• [To do] The only thing to send back is the number of lines below that hold the string "label".

Stored dataset items
════════════════════
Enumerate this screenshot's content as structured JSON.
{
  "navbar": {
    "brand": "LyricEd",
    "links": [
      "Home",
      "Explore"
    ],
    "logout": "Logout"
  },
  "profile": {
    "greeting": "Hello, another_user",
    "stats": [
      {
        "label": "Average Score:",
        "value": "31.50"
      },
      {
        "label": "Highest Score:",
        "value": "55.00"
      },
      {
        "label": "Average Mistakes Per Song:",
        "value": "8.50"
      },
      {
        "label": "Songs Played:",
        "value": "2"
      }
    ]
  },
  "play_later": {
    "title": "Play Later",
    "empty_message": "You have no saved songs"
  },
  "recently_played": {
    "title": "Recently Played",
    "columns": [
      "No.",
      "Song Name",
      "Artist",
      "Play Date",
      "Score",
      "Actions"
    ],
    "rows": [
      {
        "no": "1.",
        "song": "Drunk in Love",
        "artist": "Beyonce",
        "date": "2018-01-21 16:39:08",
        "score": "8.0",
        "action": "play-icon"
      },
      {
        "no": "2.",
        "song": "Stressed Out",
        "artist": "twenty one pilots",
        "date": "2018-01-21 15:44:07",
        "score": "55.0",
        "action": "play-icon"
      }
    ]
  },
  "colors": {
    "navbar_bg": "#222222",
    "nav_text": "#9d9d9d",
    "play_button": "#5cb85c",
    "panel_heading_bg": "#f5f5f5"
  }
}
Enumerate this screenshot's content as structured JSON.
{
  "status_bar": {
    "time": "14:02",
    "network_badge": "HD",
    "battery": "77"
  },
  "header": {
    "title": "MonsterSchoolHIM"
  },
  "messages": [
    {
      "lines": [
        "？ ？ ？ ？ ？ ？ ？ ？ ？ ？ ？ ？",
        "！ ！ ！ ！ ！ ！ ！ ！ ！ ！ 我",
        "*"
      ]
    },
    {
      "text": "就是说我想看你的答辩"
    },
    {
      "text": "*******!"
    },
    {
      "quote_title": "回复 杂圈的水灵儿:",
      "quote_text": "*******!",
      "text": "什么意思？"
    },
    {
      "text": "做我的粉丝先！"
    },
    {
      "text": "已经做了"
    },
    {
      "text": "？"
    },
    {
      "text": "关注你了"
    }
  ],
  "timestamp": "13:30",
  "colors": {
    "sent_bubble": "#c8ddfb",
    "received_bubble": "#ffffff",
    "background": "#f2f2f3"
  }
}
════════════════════
• [Exercise output] 4